בְּעוֹ מִנֵּיהּ מֵרַב הוּנָא הָנֵי בְּנֵי בָּאגָא דִּרְמוֹ עֲלַיְיהוּ קִמְחָא דִּבְנֵי חֵילָא מַהוּ לֶאֱפוֹתָהּ בְּיוֹם טוֹב אֲמַר (לֵיהּ) חֲזֵינָא אִי יָהֲבִי לֵיהּ רִפְתָּא לְיָנוֹקָא וְלָא קָפְדִי כׇּל חֲדָא וַחֲדָא חַזְיָא לְיָנוֹקָא וּשְׁרֵי וְאִי לָאו אָסוּר § They raised a dilemma before Rav Huna: With regard to the Jewish residents of a village [baga] upon whom the authorities imposed the obligation to supply flour and bread to the gentile military troops serving in the area, what is the halakha with regard to baking it on a Festival? Rav Huna said to them: We examine the matter: If those villagers can give bread from the soldiers’ quota to a child and the soldiers are not particular about it, then each and every one of the loaves is fit for a Jewish child, and therefore it is permitted to bake them. But if the soldiers do not allow anyone else to partake of their bread, it is prohibited to bake the loaves for them on a Festival.

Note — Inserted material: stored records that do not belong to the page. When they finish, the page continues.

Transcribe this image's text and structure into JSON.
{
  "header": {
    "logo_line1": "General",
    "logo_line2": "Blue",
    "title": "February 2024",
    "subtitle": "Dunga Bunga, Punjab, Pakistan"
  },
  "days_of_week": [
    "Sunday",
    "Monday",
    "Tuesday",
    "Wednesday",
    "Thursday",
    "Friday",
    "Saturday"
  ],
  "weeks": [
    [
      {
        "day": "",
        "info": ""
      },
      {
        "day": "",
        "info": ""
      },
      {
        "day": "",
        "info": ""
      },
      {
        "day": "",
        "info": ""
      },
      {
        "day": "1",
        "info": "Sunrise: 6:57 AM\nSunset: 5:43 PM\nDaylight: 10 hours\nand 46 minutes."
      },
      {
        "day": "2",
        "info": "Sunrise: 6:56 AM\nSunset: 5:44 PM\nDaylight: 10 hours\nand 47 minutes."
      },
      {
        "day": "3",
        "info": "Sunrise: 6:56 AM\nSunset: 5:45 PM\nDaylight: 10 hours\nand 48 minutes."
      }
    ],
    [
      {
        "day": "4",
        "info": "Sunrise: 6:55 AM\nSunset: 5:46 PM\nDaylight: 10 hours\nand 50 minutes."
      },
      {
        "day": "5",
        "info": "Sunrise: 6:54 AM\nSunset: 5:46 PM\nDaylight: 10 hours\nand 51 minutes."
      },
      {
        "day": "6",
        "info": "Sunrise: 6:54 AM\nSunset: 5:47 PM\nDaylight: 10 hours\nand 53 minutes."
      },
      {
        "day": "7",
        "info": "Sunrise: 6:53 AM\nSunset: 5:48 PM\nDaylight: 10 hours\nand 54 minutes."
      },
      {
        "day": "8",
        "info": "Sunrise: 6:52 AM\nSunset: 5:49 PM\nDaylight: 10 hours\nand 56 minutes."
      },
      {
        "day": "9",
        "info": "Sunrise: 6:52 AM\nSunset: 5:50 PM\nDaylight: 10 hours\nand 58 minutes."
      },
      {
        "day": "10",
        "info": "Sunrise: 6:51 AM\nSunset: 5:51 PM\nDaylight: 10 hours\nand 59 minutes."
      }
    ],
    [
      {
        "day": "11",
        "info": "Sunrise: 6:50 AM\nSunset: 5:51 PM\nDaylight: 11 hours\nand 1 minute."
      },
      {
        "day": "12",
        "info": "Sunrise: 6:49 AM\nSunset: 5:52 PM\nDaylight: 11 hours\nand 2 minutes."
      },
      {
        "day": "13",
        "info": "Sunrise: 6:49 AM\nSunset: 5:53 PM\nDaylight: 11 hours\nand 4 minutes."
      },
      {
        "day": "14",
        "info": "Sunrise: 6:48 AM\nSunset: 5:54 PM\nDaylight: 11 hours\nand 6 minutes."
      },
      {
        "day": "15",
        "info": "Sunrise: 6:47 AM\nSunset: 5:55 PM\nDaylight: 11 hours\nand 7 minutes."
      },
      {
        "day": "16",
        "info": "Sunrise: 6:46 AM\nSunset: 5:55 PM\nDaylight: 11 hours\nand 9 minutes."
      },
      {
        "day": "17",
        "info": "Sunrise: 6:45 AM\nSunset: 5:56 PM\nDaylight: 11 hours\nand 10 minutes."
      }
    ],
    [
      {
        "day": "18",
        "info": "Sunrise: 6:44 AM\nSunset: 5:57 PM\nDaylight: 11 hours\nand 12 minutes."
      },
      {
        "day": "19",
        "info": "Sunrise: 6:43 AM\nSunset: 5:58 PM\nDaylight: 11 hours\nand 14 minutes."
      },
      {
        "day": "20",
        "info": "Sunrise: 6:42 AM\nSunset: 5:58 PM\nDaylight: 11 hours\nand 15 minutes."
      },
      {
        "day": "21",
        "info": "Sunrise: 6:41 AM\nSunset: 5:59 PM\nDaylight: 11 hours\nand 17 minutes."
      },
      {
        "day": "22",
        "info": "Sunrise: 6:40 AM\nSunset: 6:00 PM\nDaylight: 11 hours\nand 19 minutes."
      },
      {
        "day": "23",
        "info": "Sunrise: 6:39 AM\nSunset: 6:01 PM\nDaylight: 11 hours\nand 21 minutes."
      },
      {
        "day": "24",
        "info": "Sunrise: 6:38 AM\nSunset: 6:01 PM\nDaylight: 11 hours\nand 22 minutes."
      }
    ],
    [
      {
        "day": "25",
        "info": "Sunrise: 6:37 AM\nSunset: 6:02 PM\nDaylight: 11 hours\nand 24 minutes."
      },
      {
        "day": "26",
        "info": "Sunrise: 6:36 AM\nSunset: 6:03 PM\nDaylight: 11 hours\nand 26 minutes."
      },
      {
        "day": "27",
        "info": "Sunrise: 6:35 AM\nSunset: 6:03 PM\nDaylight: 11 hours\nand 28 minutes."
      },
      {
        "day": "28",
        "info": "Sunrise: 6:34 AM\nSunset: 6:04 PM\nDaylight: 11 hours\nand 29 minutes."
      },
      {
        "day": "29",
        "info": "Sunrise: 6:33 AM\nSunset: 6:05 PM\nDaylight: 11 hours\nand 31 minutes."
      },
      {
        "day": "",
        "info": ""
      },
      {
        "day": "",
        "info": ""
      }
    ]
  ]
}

וְהָתַנְיָא מַעֲשֶׂה בְּשִׁמְעוֹן הַתִּימְנִי שֶׁלֹּא בָּא אֶמֶשׁ לְבֵית הַמִּדְרָשׁ בְּשַׁחֲרִית מְצָאוֹ [ רַבִּי] יְהוּדָה בֶּן בָּבָא אָמַר לוֹ מִפְּנֵי מָה לֹא בָּאתָ אֶמֶשׁ לְבֵית הַמִּדְרָשׁ אָמַר לוֹ בַּלֶּשֶׁת בָּאָה לְעִירֵנוּ וּבִקְּשָׁה לַחְטוֹף אֶת כָּל הָעִיר וְשָׁחַטְנוּ לָהֶם עֵגֶל וְהֶאֱכַלְנוּם וּפְטַרְנוּם לְשָׁלוֹם The Gemara challenges Rav Huna’s lenient ruling: But isn’t it taught in a baraita: There was an incident involving Shimon the Timnite, who did not come on the night of the Festival to the study hall. In the morning, Rabbi Yehuda ben Bava found him and said to him: Why did you not come last night to the study hall? He said to him: A military unit on a search mission [balleshet] came to our city and wanted to pillage the entire city. We slaughtered a calf in order to placate them, and we fed them with it and had them depart in peace.
אָמַר לוֹ תָּמֵהַּ אֲנִי אִם לֹא יָצָא שְׂכַרְכֶם בְּהֶפְסֵדְכֶם שֶׁהֲרֵי אָמְרָה תּוֹרָה לָכֶם וְלֹא לְגוֹיִם וְאַמַּאי הָא חֲזֵי לְמֵיכַל מִינֵּיהּ Rav Yehuda ben Bava said to him: I wonder if your gain, that which you saved by preventing the soldiers from taking your possessions, was not outweighed by your loss, the punishment for your desecration of the Festival. As the Torah states: “Only that which every soul must eat, that alone may be done for you” (Exodus 12:16), which indicates that food may be prepared for you, but not for gentiles. The Gemara asks: But why did Rabbi Yehuda ben Bava say this? Wasn’t some portion of the calf fit to be eaten by them? The conclusion seems to be that even if a Jew may eat from an animal, it may not be slaughtered on a Festival for the sake of a gentile.
אָמַר רַב יוֹסֵף עֵגֶל טְרֵפָה הֲוַאי וְהָא חֲזֵי לִכְלָבִים Rav Yosef said: In that case it was a calf with a condition that would cause it to die within twelve months [tereifa], which may not be eaten by Jews. The Gemara challenges: But wasn’t it still fit to be eaten by dogs, and it could be argued that it was slaughtered for the sake of dogs belonging to Jews?
תַּנָּאֵי הִיא דְּתַנְיָא אַךְ אֲשֶׁר יֵאָכֵל לְכׇל נֶפֶשׁ הוּא לְבַדּוֹ יֵעָשֶׂה לָכֶם מִמַּשְׁמַע שֶׁנֶּאֱמַר לְכׇל נֶפֶשׁ שׁוֹמֵעַ אֲנִי אֲפִילּוּ נֶפֶשׁ בְּהֵמָה בַּמַּשְׁמָע כְּעִנְיָן שֶׁנֶּאֱמַר וּמַכֵּה נֶפֶשׁ בְּהֵמָה יְשַׁלְּמֶנָּה תַּלְמוּד לוֹמַר לָכֶם The Gemara answers: The question of whether or not one may perform prohibited labor on a Festival for the sake of dogs is a dispute between tanna’im. As it is taught in a baraita: It is written: “Only that which every soul must eat, that alone may be done for you.” By inference, from that which is stated: “Every soul,” I might derive that even the soul of an animal is included, similar to that which is stated: “And he that kills the soul of an animal shall pay it” (Leviticus 24:18), indicating that the life force of an animal is also called a soul. Therefore, the verse states and emphasizes: “For you,”